    Who will admit that Abuses, Dishonesty and Risk with OPM helped push this great Nation into the Great Recession AND where is the Accountability!?! 

  • AgTrotter

    “Everyone seems to believe that NO Abuses took place?”

    Actually, I’m not really sure who you might be talking about. I think most sane Americans acknowledge that there were abuses and corruption. We just don’t believe that the solution will be found in a tent next to someone crapping in public.

    Of course, the real dishonesty here is not first acknowledging the true culprits at the center of the financial meltdown – the federal government.

  • Richard Wehrle

    This article is bullocks. Aside from being completely pathetic for trying to make a puny, if even real, Conservative pro-Corporate “movement” seem legitimate, and attempting to paint the real global populist movement as somehow just another pet project of the liberal media, it’s a poorly written joke by a man who looks like a boring shell of a cubicle dweller.

  • 8Pillars

    We agree – and what I’m talking about is the meaningless, mindless fixation on Tents, Tattoos, morons making speeches while these Abuses continue to be IGNORED by the same people.  Why is so much valuable time, effort and article space taken up repeating the same biased garbage about how they smell!?!

    WHEN will have the guts to address the real problems, these Abuses.  Can you point to ANY of the 20+ articles on about OWS that deals with those real issues?  The Government is absolutely the culprit, but could never, ever have caused this much damage without it’s Partner in Crime – those dishonest crooks who abused the great capitalist system.  So why is it that there are No Articles, when their ought to be 20+ on that alone and one funny one talking about tattoos (which, last I checked, was the full prerogative of an American Citizen to CHOOSE).  Judge not, lest…

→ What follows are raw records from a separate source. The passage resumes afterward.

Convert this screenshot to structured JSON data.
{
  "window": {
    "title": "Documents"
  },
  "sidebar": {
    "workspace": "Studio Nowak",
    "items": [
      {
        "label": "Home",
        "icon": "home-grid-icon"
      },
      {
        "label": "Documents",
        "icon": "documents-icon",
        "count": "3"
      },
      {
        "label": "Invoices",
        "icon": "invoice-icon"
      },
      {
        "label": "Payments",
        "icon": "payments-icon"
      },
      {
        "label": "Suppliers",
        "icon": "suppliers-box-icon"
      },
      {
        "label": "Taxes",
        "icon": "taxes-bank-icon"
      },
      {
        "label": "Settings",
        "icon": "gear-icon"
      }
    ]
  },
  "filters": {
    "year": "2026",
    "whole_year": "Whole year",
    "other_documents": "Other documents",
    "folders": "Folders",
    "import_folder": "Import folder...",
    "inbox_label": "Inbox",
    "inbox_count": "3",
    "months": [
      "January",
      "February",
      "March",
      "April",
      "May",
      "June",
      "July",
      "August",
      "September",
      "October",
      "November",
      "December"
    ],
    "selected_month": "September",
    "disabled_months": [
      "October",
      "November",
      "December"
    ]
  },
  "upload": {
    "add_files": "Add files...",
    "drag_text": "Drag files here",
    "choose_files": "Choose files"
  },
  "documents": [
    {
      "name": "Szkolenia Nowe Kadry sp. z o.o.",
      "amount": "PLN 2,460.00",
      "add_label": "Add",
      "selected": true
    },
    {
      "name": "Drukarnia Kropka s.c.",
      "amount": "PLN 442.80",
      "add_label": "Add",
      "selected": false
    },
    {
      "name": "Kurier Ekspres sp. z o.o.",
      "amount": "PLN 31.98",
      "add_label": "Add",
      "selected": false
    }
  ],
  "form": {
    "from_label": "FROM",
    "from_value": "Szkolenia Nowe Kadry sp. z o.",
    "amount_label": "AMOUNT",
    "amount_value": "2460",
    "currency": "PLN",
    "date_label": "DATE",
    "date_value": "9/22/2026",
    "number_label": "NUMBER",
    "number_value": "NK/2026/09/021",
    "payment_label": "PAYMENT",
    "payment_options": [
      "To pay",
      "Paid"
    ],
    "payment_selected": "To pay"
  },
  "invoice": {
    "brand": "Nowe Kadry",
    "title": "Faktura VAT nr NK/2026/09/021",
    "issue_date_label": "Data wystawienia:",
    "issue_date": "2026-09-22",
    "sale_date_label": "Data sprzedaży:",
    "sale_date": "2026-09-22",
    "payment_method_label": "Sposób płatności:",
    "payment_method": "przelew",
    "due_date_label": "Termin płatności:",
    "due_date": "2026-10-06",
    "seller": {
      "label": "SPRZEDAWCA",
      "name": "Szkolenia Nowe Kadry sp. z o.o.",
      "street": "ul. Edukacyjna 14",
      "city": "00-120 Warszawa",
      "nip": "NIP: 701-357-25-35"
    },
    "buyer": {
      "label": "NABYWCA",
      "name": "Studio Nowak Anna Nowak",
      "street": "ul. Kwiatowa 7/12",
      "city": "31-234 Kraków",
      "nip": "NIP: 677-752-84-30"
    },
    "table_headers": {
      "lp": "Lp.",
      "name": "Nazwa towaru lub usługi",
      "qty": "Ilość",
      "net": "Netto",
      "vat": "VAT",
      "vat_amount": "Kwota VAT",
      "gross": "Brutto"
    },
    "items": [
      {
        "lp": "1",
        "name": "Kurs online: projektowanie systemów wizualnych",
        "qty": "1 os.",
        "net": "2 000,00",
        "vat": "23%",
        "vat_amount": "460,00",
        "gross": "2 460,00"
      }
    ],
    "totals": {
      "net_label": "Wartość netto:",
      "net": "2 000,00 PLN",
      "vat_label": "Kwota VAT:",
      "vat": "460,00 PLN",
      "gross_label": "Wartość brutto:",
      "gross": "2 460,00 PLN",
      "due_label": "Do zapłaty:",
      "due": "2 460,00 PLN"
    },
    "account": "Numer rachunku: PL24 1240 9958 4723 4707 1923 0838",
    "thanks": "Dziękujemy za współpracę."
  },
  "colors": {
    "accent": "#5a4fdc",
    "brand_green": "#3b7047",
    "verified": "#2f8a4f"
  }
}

  • Guest

    My wife occupied Walmart on Black Friday.Waited 3 hours for the electronics to go on sale and got a nice 40 inch LCD TV.Capitalism is good .People sell and people buy.

  • Dustoff

    LOL.   Good for her

  • Stratosaurus

    Most sane people stay away in droves.  It’s the true loonies who get out at 0300 and wait in the cold for two hours.  I was at a local electronics big-box store yesterday (Sunday) and the salesman said that the stuff that was ridiculously low-priced (like a 15.6″ laptop for $178) and some of the real inexpensive desktops were sold out in less than a half-hour.  I dunno ’bout you, but if I stayed up, and stood inline for a couple hours to wait for a midnight store opening, only to find that what I wanted was sold out, I’d be more irritated at myself for buying into the whole Black-Friday-hype thing than in not being able to get what I wanted.  There’d HAVE to be something absolutely astounding for me to go out for a BF sale.

  • 8Pillars

    You make some good points (though too much blame-game and over simplified ‘they are 100% wrong; we are 100% right’ – doesn’t work that way, plenty of blame to go around).  Much of what you describe regarding ‘cronyism’ applies across-the-board.  And I for absolutely minimal regulation, etc. but there have and continue to be so many instances of Abuses, Dishonesty, etc. that we need to find a way to address THAT more effectively.

    When there isn’t even Accountability for those who helped cause the Recession, what hope can we have that the Abuses will even stop?  They are No Risk – win and you win big, get caught and they make you promise not to do it again (literally, see SEC enforcement actions).